The promotional image for Golden Triangle BID's haiku contest.

Golden Haiku poetry contest

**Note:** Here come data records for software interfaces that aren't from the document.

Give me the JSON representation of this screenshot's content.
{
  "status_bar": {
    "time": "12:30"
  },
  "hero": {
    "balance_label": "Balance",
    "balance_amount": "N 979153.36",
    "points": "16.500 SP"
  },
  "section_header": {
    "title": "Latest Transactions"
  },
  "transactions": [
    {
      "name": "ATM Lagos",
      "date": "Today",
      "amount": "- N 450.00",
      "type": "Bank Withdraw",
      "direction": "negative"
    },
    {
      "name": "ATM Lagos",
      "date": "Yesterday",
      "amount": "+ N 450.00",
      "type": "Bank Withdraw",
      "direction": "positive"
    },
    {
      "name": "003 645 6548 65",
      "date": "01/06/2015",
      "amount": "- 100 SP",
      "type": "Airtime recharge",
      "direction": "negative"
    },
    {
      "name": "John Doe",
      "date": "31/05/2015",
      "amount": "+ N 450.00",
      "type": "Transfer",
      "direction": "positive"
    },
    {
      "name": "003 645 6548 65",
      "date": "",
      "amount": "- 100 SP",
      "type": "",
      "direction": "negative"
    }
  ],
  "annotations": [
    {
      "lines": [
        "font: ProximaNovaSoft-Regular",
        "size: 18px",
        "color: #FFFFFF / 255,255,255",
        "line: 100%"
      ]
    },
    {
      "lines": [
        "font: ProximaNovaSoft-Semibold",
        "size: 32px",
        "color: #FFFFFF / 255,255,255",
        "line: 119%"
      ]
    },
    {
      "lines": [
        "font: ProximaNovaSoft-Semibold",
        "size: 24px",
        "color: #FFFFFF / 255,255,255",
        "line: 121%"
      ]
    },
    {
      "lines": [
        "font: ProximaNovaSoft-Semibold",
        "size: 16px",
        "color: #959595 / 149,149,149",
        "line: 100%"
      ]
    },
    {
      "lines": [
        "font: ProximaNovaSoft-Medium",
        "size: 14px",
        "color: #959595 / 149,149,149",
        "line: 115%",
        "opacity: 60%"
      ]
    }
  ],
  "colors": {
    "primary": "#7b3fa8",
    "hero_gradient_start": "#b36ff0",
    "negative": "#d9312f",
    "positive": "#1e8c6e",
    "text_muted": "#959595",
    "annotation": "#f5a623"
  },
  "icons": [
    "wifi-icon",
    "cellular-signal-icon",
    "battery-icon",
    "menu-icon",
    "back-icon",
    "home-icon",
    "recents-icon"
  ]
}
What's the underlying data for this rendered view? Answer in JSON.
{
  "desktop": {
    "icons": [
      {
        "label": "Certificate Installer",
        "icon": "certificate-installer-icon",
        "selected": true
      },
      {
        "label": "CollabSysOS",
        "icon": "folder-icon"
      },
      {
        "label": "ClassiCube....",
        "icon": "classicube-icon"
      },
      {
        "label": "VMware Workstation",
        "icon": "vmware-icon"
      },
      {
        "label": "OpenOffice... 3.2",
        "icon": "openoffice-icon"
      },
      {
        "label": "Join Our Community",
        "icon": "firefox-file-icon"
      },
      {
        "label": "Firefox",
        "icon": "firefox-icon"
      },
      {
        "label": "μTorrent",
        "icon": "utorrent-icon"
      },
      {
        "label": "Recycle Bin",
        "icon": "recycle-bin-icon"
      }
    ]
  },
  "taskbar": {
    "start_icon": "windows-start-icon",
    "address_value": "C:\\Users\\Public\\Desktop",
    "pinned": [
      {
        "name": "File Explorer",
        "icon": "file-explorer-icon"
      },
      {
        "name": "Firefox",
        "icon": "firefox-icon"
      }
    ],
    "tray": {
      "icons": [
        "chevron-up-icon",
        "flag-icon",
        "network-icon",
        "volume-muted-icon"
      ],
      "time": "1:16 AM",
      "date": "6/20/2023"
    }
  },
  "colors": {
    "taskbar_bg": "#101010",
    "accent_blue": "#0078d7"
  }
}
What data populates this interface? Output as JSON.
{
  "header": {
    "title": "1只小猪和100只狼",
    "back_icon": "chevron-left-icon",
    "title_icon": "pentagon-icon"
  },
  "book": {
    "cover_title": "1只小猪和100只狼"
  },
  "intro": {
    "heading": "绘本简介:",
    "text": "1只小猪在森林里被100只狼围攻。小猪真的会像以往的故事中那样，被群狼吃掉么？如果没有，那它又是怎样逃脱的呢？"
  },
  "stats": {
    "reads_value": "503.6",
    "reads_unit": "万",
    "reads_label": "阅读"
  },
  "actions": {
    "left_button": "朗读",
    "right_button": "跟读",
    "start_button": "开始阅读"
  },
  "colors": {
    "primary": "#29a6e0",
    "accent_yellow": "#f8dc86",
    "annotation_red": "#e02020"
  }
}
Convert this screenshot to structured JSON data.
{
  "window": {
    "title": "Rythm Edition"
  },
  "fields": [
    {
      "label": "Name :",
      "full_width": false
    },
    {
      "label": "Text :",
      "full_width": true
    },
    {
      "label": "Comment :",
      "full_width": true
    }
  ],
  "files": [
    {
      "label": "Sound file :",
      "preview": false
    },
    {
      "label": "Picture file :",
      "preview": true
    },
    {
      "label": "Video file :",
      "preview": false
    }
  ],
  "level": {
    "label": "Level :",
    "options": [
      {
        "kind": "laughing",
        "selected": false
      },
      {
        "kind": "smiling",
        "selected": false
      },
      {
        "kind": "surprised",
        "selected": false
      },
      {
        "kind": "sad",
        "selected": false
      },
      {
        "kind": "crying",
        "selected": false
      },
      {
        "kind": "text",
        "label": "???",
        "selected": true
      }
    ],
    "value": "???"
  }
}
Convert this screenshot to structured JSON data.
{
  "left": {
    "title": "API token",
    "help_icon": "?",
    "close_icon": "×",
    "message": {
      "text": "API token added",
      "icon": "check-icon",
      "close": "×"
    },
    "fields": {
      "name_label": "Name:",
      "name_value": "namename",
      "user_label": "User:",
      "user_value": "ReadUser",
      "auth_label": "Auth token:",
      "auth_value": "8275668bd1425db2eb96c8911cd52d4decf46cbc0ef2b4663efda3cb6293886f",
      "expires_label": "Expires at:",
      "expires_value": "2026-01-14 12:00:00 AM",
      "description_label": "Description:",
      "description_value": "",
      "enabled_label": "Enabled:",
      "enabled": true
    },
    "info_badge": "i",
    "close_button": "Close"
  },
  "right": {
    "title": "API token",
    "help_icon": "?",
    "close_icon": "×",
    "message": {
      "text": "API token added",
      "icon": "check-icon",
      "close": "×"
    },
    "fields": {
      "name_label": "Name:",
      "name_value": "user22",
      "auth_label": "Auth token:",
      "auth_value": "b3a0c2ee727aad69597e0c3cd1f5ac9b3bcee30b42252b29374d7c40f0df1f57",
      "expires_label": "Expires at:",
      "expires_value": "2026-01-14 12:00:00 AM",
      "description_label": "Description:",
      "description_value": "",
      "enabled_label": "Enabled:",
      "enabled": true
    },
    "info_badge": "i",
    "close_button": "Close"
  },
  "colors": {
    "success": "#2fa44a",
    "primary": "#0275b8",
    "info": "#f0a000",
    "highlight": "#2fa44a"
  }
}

March in D.C. usually means longer days, warmer weather, and lucky first sightings of cherry blossoms. It’s also when the Golden Triangle BID adorns downtown D.C. with posters that display the winning verses from its annual haiku competition. This March will be a bit darker than most, marking the anniversary of the District’s first COVID-19 case. Taking note of that date, the theme of this year’s haiku competition is “Daydreams and Musings,” inviting locals and writers from around the world to escape from or reflect on the pandemic in their poetry. The competition follows the Haiku Society of America’s guidelines for modern haiku, which explains why many previous winners deviate from the usual 5-7-5 syllable structure we learned as kids. In addition to the usual winners—overall first, second, and third place winners, as well as a regional favorite—the BID has also introduced two youth categories this year: one for elementary and middle school students, and one for high schoolers. If you want an opportunity to reflect, or at the very least something to stop you from doomscrolling, you can try your hand at a haiku and submit it to the BID by Feb. 7. Come March, maybe you’ll bump into it while strolling down the street. The competition is open until Feb. 7 at Free.